Step 7 of Alcoholics Anonymous states as follows:
“[We] Humbly asked Him to remove our shortcomings.”
This step of AA’s Twelve Step program is about reducing character defects by embracing humility and spirituality. Working through step 7 requires a constant commitment to being brave, honest, and humble.
During steps 4 and 5, members were asked to identify their assets and shortcomings. Then, during step 6, we sought to become equipped to cope with these so that we were ready to take action in step 7.
Stopping alcohol or drug use is a huge transition. Moving on to step 7 requires letting go of one’s defects, behaviors, and feelings holding one back. This transformation requires an enormous amount of effort and courage.
It’s essential to remember that asking to be released from one’s flaws does not automatically make them disappear. It is up to the person to be conscientious and make better decisions. However, many people in recovery believe that their higher power can help them remove their shortcomings when asked.
Working on the previous steps requires us to dismantle deep layers of denial, egotism, and other toxic qualities that dominated a our life when they were active in addiction. Arriving at step 7 suggests we are being prepared to stop thinking about ourselves and what we will receive and, instead, begin looking at how we can help other people. Simply put, a higher power can help an individual replace their addiction with something better.
Step 7 and Humility
When working on step 7, the idea of humility comes down to having a realistic perspective of oneself. Humility is about being honest about one’s life and place in the world. Moreover, this is the art of being “right-sized.”
When an individual apologetically asks their Higher Power to remove their flaws, they recognize that they are neither too great or too small. Ego, self-entitlement, regrets, and shame are all gone.
By admitting one’s powerlessness over intoxicating substances, one has already begun embracing humility. During this step, recovering alcoholics often realize that submission is not a state of despair but instead a state of serenity and acceptance of life, despite whatever comes to pass. Thus, it is a continuing opportunity for an individual to welcome humility as a central element of remaining abstinent.
Wishing It Does Not Make It True
Taking action and making progress requires work. In AA, working the steps means using one’s strength to be disciplined and dedicated to striving for long-term recovery. In addition, it takes effort to stand up for oneself, be patient, and endure some emotional discomfort in one’s new behaviors.

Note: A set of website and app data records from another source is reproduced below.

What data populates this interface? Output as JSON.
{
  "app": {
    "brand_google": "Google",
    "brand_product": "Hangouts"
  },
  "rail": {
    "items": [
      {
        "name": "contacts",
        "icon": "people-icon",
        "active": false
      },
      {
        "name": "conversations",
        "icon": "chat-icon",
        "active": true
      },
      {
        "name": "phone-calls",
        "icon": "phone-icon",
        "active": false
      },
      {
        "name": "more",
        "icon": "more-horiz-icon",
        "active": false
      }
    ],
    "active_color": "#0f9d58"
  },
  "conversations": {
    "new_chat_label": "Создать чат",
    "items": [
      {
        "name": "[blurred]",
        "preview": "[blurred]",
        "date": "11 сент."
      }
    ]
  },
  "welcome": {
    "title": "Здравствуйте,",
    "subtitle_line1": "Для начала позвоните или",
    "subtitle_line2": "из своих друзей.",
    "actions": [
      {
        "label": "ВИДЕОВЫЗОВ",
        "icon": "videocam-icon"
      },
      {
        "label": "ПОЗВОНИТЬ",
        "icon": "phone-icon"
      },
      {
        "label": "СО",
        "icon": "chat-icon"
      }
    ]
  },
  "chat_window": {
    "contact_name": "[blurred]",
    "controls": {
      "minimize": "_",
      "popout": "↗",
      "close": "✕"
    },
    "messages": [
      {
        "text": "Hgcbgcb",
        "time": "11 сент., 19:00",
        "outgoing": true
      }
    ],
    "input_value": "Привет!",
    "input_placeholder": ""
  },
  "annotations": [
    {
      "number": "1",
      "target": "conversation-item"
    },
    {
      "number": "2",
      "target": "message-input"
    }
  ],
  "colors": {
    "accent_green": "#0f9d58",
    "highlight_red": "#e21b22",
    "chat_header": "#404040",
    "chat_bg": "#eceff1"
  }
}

Recognizing when we respond adversely to our shortcomings, and altering these responses, does not come easy. However, the more familiar an individual is with their defects, the more likely they are to stop and pay attention to what is going on in their mind, body, and spirit. Thus, by practicing humility in step 7, one can regain a sense of their own humanity and their ability to be compassionate not only for others but also for themselves.
We can evaluate progress in recovery by remembering who we were while using rather than measuring ourselves against others. We can recognize our assets and wield them with humility, looking for an honest way of living in a reality free from the use of drugs and alcohol.
Significant and enduring change happens slowly, and almost no one can let go of their defects all at once. Our shortcomings will continue to gradually disappear as we become conscious of them and take action, one day at a time. Recovery is about progress, not necessarily perfection. It’s about patience and the willingness to explore new ways of dealing with the overwhelming urge to choose the path of least resistance and return to our prior, dysfunctional ways of thinking, feeling, and behaving.
Getting Help for Alcohol Abuse and Addiction
Support groups such as AA work best when used in combination with a comprehensive, evidence-based treatment program. Just Believe Detox and Just Believe Recovery offer treatment in both partial hospitalization and residential formats. In addition to group support, our programs include the following:
- Individual counseling
- Family counseling
- Substance abuse education
- Art and music therapy
- Health and wellness education
- Aftercare planning
- Alumni events
For many, comprehensive, professional treatment that includes these essential services is the first step toward long-lasting sobriety and a more fruitful life. It only takes the motivation to change for the better and accept that they are healthier means of coping with stress than to turn to alcohol and drugs for misguided support.